China News Zone

Yang Jiechi, a member of the Political Bureau of the Communist Party of China (CPC) Central Committee and also director of the Office of the Foreign Affairs Commission of the CPC Central Committee, met with US National Security Advisor Jake Sullivan in Luxembourg on June 13 local time. Their talks lasted four and a half hours. As it was not announced beforehand, international public opinion found the news about the meeting a little sudden and unexpected, thus adding expectation for the relaxation of China-US relations.

The Chinese press release summed up this communication and exchange with the words "candid, in-depth and constructive," and the readout of the White House also expressed with similar vocabulary as "candid, substantive and productive."

Both sides emphasized that it is necessary and beneficial for China and the US to maintain smooth communication channels. The US also revealed that there may be " additional potential meetings" in the months ahead.

Public opinion quickly noticed that these messages were relatively positive. We also hope to see that the US can take more practical actions to fulfill and prove the statements and commitments it made to China, instead of continuing to make disappointing moves of saying one thing but doing another as it did frequently before.

During the meeting, Yang pointed out that the US should correct its strategic perceptions of China, make the right choices, and translate President Biden's commitments into concrete actions, working together with China in the same direction and concretely implementing the important consensus reached by the two heads of state.

This attitude has been reiterated by Chinese side in almost all high-level talks between the two countries in recent times. This is the crux of the current impasse in China-US relations. When China will not need to say these words again, China-US relations will probably start to truly turn around.

Before the Yang-Sullivan meeting, the defense chief of China just met his US counterpart in Singapore. Some US media outlets commented that "the temperature of the US-China rivalry has been dialed down a few notches," judging from the latest signs. China-US relations cannot afford further deterioration and must be stabilized as soon as possible. US manipulation of the Taiwan question to contain China has made the risk of a showdown between China and the US increase objectively. Reducing misunderstanding and misjudgment and properly managing differences have become an urgent practical need of the two countries. But this is only a bottom line that peaceful coexistence between China and the US must safeguard.

The continuous tensions in China-US relations have exerted an increasingly prominent negative spillover effect on the international landscape, triggering wide concern. WTO Director-General Ngozi Okonjo-Iweala warned recently that China-US decoupling would be a bigger economic hit than the 2008 global financial crisis. Well-known public figures in the US and West, such as Henry Kissinger and Niall Ferguson, called on the US government to ease tensions with China. More and more Americans have realized that all-out crackdown and suppression of China didn't benefit the US much, and they are impossible to crush China either. None of the US domestic problems have been eased, and have only worsened. All these deserve Washington's reflection.

President Biden, since the beginning of his presidency, has had the power and resources to adjust his China policy and improve bilateral relations. But regrettably, such opportunities have been repeatedly wasted.
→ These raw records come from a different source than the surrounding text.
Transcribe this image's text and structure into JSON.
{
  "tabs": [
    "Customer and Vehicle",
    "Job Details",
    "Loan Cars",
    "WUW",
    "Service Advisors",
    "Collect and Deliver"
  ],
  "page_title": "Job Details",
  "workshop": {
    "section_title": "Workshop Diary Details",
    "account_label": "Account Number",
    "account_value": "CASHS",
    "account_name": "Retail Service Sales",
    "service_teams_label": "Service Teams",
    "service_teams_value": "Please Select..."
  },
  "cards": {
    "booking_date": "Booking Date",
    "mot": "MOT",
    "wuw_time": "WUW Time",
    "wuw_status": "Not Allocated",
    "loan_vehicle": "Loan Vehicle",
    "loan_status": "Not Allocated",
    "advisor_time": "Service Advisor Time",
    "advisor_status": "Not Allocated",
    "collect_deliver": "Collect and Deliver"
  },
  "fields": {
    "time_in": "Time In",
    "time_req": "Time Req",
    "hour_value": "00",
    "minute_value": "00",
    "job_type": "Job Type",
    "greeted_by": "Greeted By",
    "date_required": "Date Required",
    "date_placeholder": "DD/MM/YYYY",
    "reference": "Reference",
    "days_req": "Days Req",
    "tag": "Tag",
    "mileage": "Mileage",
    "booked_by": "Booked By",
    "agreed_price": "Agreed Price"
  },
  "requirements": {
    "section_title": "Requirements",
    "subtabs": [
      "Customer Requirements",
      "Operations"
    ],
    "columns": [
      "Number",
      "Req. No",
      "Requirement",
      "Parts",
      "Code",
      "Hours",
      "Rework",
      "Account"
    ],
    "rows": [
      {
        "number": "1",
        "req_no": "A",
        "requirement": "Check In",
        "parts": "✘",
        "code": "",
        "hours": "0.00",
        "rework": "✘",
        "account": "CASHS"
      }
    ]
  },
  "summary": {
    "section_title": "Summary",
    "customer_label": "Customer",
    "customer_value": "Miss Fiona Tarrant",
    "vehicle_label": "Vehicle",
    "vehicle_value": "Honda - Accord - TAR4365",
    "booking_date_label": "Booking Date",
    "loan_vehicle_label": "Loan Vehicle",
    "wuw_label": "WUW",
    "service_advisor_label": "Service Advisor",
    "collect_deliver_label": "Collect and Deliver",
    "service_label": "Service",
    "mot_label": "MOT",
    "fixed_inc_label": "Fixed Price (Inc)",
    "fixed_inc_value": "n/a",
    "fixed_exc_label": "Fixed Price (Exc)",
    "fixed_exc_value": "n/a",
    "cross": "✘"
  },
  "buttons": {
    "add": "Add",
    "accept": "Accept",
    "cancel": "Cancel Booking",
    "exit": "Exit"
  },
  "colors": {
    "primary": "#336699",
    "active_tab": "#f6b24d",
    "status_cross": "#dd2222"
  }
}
Despite this, China always believes that stable and constructive China-US relations are conducive to China and the US, but also to the world.

One of the biggest obstacles for the US to improve China policy is that some US political elites cannot abandon their arrogance and prejudice. In our view, the relaxation of China-US ties must be based on respect for each other's core interests, and cannot be what the US has shown repeatedly: crazily suppressing China on one hand, and expecting China to "cooperate" on the other. Such an extremely selfish idea of the US has never been realized in the past, and will never be realized in the future.

In any circumstance, dialogue is better than confrontation, and communication is better than isolation. But the experience also tells us that we should not only listen to what the US says, but also watch what it does. In other words, using some pretty words to strategically confuse China will produce nothing positive, but only make the US be on the Chinese "blacklist" of credibility.

China has always adhered to the three principles of "mutual respect, peaceful coexistence and win-win cooperation" to develop its relations with the US. It is also hoped that the US can fulfill its commitments.